60 years of Scalextric

Model cars are now stuffed with as much tech as real ones
Theme parks continue to draw in thrill-seekers despite the risks - so why are we so addicted?

Why are we addicted to theme parks?

Now that Banksy has unveiled his own dystopian version, Christopher Beanland considers the ups and downs of our endless quest for amusement
Tourism in Iran: The country will soon be opening up again after years of isolation

Iran is opening up again to tourists

After years of isolation, Iran is reopening its embassies abroad. Soon, there'll be the chance for the adventurous to holiday there
10 best PS4 games

10 best PS4 games

Can’t wait for the new round of blockbusters due out this autumn?

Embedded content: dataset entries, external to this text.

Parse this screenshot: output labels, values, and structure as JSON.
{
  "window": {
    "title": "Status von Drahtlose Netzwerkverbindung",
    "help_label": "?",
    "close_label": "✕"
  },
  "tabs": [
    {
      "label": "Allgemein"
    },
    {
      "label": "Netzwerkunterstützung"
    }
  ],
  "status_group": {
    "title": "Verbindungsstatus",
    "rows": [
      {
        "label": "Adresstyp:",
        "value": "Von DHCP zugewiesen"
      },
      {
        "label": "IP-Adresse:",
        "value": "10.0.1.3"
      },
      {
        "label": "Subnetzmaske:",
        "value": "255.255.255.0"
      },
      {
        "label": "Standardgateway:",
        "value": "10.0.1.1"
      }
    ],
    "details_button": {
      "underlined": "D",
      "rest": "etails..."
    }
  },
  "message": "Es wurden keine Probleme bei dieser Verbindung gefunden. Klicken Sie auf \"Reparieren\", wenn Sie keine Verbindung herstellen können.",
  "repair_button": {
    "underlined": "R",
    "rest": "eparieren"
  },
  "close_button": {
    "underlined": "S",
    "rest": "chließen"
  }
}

We played through last year’s offering
Transfer window: Ten things we learnt

Ten things we learnt from the transfer window

Record-breaking spending shows FFP restraint no longer applies
Migrant crisis: UN official Philippe Douste-Blazy reveals the harrowing sights he encountered among refugees arriving on Lampedusa

‘Can we really just turn away?’

Dead bodies, men drowning, women miscarrying – a senior UN figure on the horrors he has witnessed among migrants arriving on Lampedusa, and urges politicians not to underestimate our caring nature
Nine of Syria and Iraq's 10 world heritage sites are in danger as Isis ravages centuries of history

Nine of Syria and Iraq's 10 world heritage sites are in danger...

... and not just because of Isis vandalism
Girl on a Plane: An exclusive extract of the novelisation inspired by the 1970 Palestinian fighters hijack

Girl on a Plane

An exclusive extract of the novelisation inspired by the 1970 Palestinian fighters hijack
Why Frederick Forsyth's spying days could spell disaster for today's journalists

Why Frederick Forsyth's spying days could spell disaster for today's journalists

The author of 'The Day of the Jackal' has revealed he spied for MI6 while a foreign correspondent